Start of RECORDED INFORMATION

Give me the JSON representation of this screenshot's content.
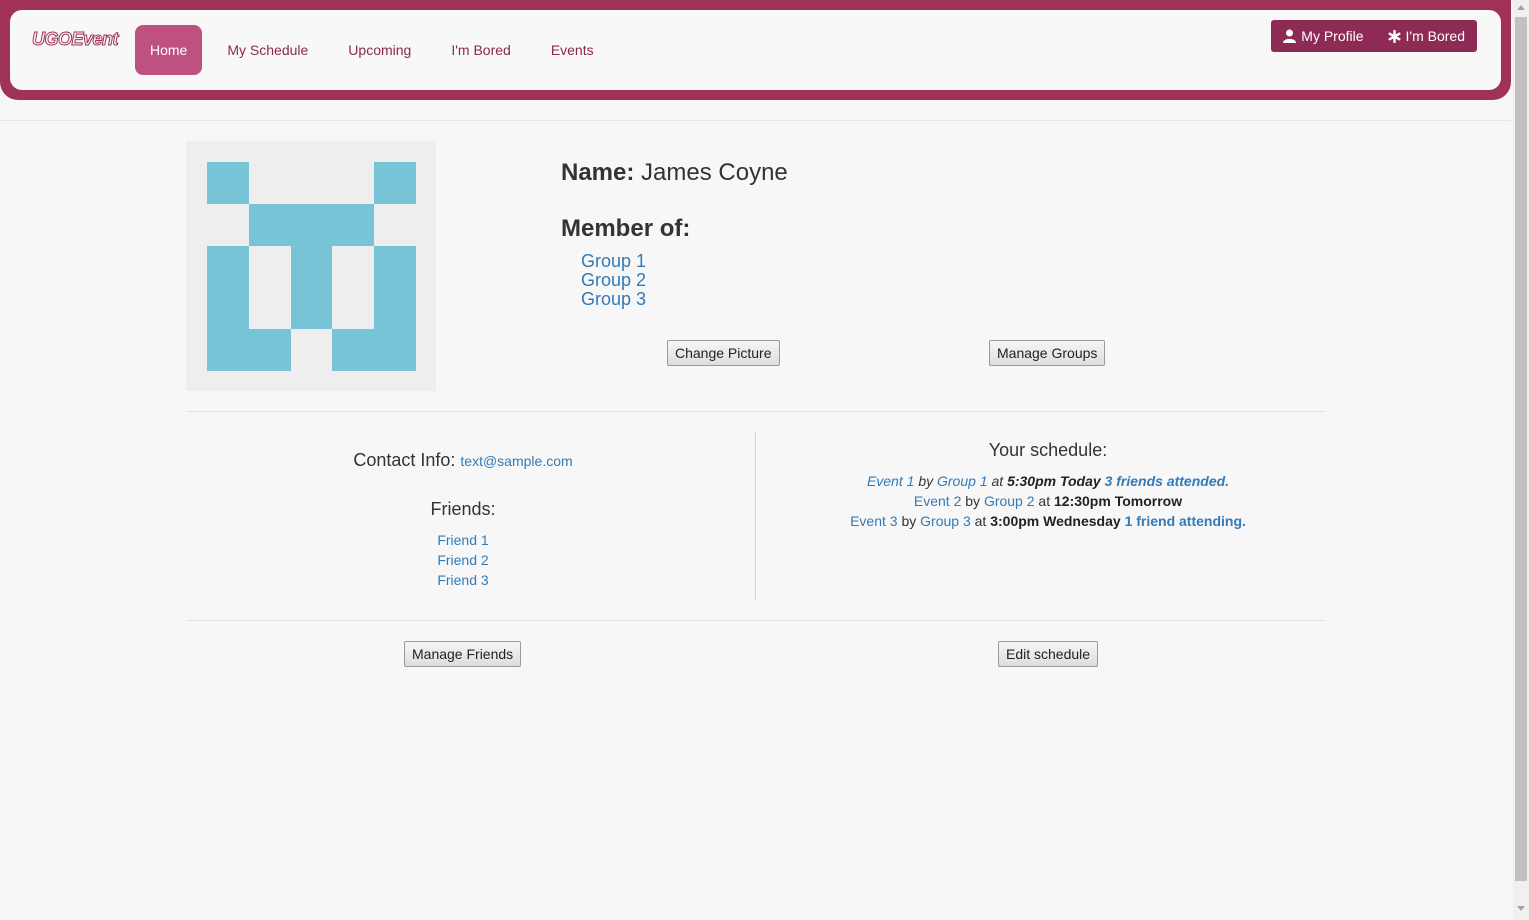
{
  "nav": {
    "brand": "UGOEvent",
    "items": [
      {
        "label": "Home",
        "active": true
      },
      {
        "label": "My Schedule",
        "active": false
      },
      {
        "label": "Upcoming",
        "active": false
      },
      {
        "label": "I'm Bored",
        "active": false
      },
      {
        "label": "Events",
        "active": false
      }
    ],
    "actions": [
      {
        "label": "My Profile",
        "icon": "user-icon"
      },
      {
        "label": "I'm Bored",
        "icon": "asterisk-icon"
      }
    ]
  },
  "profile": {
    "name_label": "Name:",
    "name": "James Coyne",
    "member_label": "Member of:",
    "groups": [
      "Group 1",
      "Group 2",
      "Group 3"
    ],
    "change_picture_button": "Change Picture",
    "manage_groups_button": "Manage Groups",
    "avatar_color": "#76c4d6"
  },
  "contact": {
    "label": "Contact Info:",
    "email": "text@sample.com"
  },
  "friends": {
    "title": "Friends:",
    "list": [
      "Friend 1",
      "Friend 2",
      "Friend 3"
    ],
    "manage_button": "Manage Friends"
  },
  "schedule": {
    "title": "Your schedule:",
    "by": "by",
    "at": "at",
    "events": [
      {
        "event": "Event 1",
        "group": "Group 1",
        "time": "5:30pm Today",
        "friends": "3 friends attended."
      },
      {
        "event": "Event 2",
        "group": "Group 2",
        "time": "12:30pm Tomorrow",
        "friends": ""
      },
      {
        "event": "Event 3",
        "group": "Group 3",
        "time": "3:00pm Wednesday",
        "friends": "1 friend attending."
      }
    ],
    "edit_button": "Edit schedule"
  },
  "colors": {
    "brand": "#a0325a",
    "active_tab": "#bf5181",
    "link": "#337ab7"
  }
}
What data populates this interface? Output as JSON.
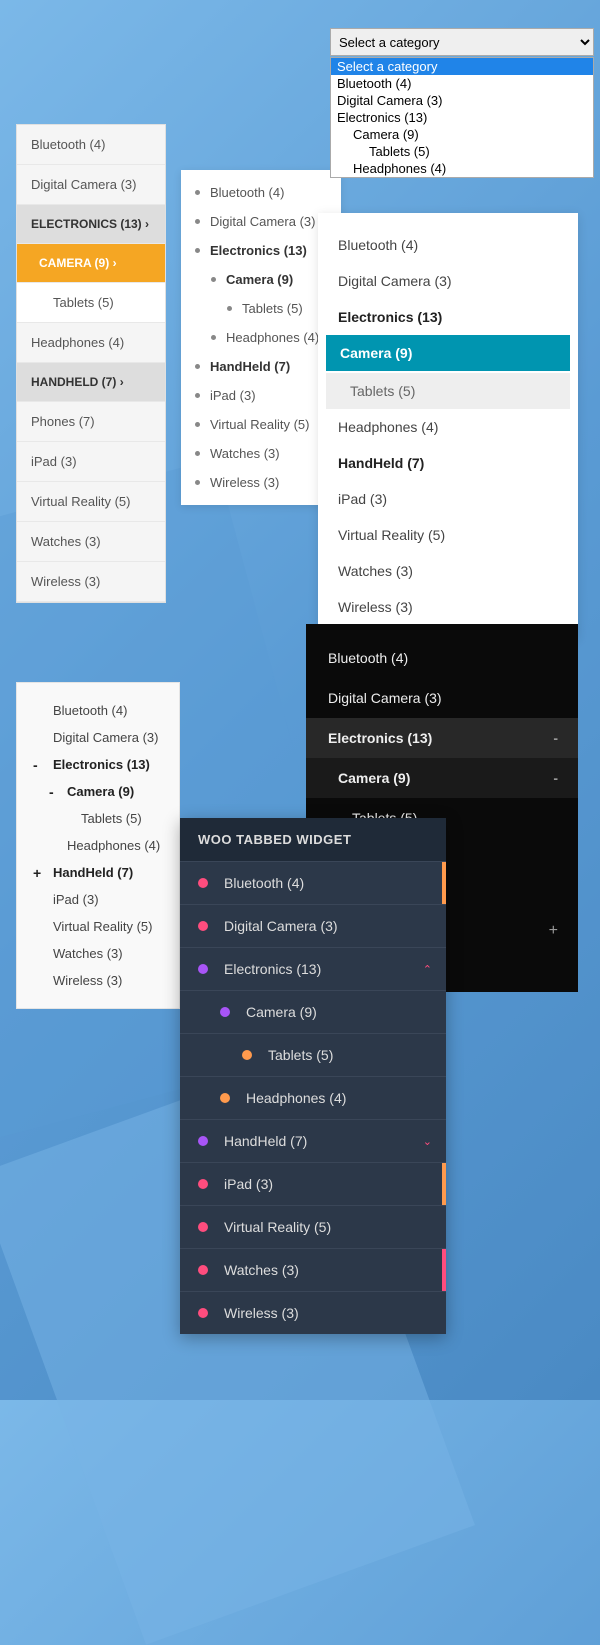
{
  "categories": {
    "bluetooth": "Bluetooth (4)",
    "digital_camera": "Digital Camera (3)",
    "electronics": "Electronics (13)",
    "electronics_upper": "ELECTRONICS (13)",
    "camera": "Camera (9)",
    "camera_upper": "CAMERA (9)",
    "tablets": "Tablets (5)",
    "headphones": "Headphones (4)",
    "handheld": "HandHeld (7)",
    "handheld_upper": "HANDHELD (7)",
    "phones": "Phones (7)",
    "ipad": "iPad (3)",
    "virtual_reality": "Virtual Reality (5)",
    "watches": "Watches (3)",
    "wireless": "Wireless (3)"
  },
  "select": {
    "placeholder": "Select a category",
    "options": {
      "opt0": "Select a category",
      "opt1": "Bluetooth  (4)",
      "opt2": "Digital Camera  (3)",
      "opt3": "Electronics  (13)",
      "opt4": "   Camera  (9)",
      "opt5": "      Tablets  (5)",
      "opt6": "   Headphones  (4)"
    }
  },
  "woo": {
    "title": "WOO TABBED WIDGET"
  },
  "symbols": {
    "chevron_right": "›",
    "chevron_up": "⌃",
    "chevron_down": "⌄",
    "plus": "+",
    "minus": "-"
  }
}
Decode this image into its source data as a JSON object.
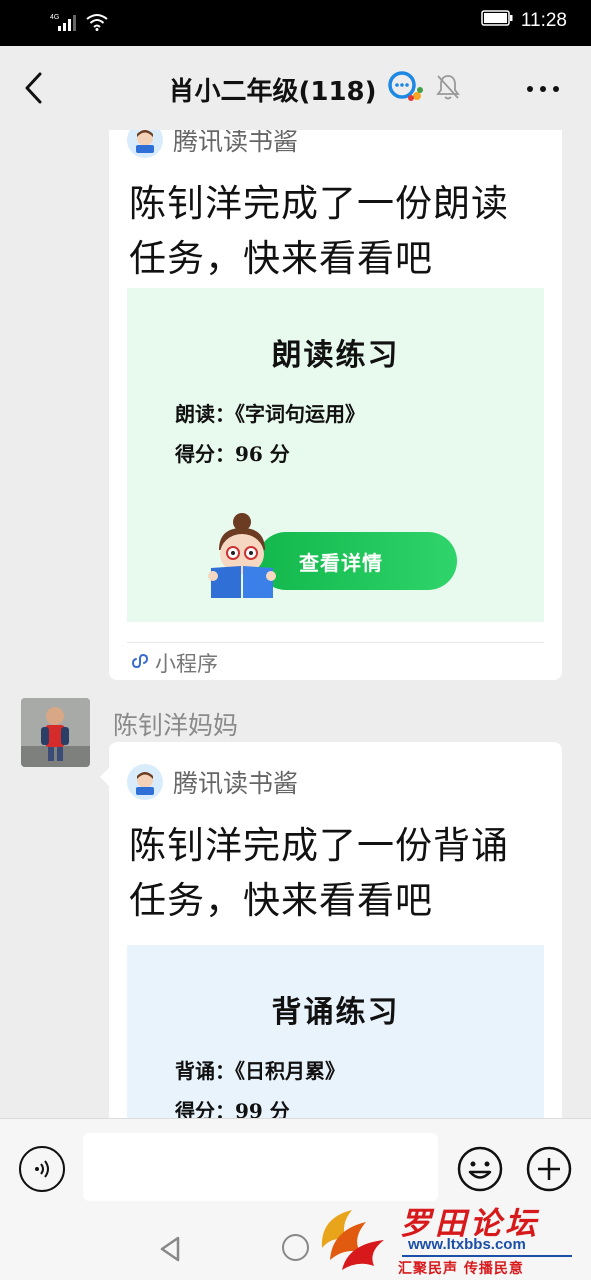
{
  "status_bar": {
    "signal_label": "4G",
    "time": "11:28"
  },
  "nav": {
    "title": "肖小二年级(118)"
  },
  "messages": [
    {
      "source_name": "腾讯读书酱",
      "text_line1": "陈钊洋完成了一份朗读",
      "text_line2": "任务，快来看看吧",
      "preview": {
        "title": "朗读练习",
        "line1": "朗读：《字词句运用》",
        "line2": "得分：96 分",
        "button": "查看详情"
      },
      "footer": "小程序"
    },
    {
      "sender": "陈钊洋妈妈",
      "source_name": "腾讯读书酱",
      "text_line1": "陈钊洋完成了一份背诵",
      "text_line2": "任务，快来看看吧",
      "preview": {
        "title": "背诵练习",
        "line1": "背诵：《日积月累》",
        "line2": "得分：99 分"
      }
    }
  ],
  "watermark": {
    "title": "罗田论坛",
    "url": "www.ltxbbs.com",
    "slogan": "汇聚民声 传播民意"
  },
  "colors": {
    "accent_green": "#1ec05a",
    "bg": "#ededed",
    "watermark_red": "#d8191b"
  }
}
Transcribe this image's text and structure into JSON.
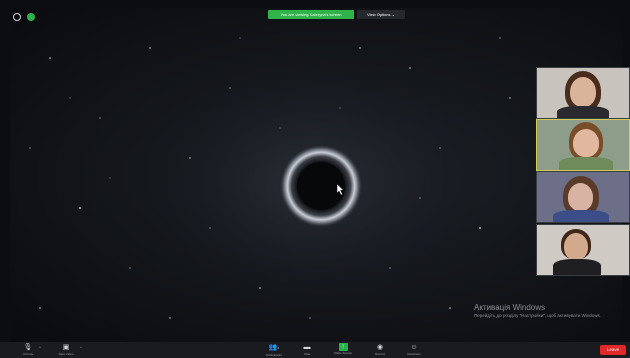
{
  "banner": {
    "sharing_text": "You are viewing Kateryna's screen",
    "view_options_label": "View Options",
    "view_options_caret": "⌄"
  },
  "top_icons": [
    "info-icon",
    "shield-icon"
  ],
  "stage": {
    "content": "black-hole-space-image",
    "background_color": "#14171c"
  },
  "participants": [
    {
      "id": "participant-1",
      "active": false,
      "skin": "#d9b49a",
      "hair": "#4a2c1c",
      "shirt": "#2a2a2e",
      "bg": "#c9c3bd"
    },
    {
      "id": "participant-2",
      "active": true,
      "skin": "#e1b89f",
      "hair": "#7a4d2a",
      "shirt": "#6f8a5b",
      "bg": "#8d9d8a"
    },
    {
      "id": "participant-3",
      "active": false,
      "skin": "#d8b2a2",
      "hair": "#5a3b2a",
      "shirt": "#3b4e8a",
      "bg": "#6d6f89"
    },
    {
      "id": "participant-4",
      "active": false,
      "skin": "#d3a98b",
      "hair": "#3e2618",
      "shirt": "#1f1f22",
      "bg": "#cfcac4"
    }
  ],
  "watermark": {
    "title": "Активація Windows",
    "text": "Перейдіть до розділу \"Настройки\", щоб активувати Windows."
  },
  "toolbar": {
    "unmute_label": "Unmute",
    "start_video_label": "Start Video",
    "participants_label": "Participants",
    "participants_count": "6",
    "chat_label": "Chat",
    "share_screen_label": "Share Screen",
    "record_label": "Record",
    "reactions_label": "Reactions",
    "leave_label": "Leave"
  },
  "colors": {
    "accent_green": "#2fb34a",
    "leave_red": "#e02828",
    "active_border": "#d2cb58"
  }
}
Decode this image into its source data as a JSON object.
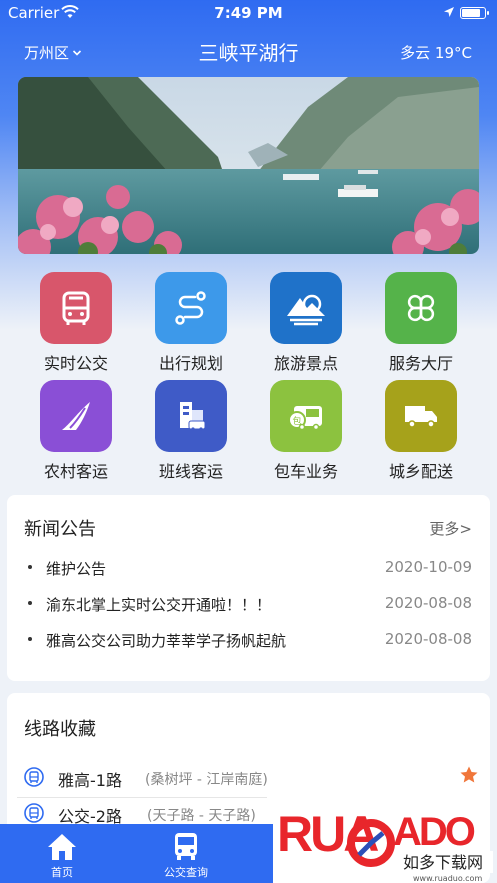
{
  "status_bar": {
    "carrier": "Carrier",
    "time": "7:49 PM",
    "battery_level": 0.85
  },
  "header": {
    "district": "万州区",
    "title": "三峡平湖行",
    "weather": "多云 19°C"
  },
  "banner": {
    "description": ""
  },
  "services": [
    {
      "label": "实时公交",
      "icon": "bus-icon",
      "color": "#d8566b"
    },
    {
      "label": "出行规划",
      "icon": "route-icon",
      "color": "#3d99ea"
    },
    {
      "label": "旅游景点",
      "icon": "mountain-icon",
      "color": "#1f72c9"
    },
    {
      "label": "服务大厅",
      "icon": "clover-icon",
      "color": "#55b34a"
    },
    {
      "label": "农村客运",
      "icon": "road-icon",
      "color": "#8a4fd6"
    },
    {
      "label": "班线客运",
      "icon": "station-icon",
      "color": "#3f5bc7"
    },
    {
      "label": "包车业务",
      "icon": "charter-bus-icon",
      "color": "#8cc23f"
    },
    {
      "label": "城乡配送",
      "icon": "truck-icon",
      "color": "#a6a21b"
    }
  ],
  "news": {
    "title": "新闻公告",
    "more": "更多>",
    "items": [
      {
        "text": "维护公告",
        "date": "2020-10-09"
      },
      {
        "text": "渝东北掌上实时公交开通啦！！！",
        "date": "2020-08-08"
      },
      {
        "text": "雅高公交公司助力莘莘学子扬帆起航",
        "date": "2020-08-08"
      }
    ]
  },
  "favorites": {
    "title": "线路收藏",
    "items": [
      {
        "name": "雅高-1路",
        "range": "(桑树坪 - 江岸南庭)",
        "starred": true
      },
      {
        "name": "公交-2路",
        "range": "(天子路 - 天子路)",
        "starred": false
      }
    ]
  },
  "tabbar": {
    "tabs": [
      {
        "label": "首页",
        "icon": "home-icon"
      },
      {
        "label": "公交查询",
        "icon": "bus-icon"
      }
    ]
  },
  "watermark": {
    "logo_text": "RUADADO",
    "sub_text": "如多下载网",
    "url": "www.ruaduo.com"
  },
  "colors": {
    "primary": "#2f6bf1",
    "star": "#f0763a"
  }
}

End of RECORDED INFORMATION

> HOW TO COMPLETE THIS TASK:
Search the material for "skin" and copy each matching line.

> TASK RESULT:
      "skin": "#d9b49a",
      "skin": "#e1b89f",
      "skin": "#d8b2a2",
      "skin": "#d3a98b",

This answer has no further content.